Each line from the one that contains "Extract the structured" to the last line of the records below must be restated word for word.
___
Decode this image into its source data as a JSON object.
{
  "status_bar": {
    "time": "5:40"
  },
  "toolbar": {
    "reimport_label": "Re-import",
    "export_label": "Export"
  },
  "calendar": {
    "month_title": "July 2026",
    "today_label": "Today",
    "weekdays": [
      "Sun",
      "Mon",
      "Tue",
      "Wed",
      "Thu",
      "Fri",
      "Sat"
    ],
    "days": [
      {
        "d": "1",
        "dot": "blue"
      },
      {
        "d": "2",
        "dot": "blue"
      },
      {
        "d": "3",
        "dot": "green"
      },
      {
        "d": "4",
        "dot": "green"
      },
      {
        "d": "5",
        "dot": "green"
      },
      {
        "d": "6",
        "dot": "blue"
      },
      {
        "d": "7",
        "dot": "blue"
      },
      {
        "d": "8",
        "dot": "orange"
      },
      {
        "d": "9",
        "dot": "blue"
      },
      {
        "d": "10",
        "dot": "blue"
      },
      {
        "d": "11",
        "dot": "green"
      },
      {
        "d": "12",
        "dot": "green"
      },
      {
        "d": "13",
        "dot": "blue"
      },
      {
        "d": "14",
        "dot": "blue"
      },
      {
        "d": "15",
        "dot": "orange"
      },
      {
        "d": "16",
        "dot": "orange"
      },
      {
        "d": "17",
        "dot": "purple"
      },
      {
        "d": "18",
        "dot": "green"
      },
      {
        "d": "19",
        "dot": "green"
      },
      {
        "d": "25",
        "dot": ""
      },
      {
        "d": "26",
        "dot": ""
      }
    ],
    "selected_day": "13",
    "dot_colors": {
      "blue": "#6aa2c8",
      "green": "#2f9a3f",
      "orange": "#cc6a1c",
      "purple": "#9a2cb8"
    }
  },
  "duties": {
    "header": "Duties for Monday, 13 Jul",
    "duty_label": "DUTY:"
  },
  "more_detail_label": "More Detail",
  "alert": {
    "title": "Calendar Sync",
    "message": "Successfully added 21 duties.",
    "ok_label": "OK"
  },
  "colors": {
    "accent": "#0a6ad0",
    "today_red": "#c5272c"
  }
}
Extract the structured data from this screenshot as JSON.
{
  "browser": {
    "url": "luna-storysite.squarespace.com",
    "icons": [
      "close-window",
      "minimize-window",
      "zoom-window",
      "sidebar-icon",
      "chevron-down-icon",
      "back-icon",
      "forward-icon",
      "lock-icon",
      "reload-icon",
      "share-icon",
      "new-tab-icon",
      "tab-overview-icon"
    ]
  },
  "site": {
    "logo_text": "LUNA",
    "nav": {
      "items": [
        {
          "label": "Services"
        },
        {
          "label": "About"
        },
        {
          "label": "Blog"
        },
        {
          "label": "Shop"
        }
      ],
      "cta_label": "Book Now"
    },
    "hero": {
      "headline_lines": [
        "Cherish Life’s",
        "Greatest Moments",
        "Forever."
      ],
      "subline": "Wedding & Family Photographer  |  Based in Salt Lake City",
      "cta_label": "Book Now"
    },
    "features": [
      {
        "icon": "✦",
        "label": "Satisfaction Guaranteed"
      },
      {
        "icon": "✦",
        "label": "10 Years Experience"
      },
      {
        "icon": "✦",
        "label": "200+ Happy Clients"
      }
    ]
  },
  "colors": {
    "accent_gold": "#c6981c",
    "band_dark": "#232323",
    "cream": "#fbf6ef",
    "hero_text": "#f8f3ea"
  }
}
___
[Your response]
Extract the structured data from this screenshot as JSON.
{
  "browser": {
    "url": "luna-storysite.squarespace.com",
    "icons": [
      "close-window",
      "minimize-window",
      "zoom-window",
      "sidebar-icon",
      "chevron-down-icon",
      "back-icon",
      "forward-icon",
      "lock-icon",
      "reload-icon",
      "share-icon",
      "new-tab-icon",
      "tab-overview-icon"
    ]
  },
  "site": {
    "logo_text": "LUNA",
    "nav": {
      "items": [
        {
          "label": "Services"
        },
        {
          "label": "About"
        },
        {
          "label": "Blog"
        },
        {
          "label": "Shop"
        }
      ],
      "cta_label": "Book Now"
    },
    "hero": {
      "headline_lines": [
        "Cherish Life’s",
        "Greatest Moments",
        "Forever."
      ],
      "subline": "Wedding & Family Photographer  |  Based in Salt Lake City",
      "cta_label": "Book Now"
    },
    "features": [
      {
        "icon": "✦",
        "label": "Satisfaction Guaranteed"
      },
      {
        "icon": "✦",
        "label": "10 Years Experience"
      },
      {
        "icon": "✦",
        "label": "200+ Happy Clients"
      }
    ]
  },
  "colors": {
    "accent_gold": "#c6981c",
    "band_dark": "#232323",
    "cream": "#fbf6ef",
    "hero_text": "#f8f3ea"
  }
}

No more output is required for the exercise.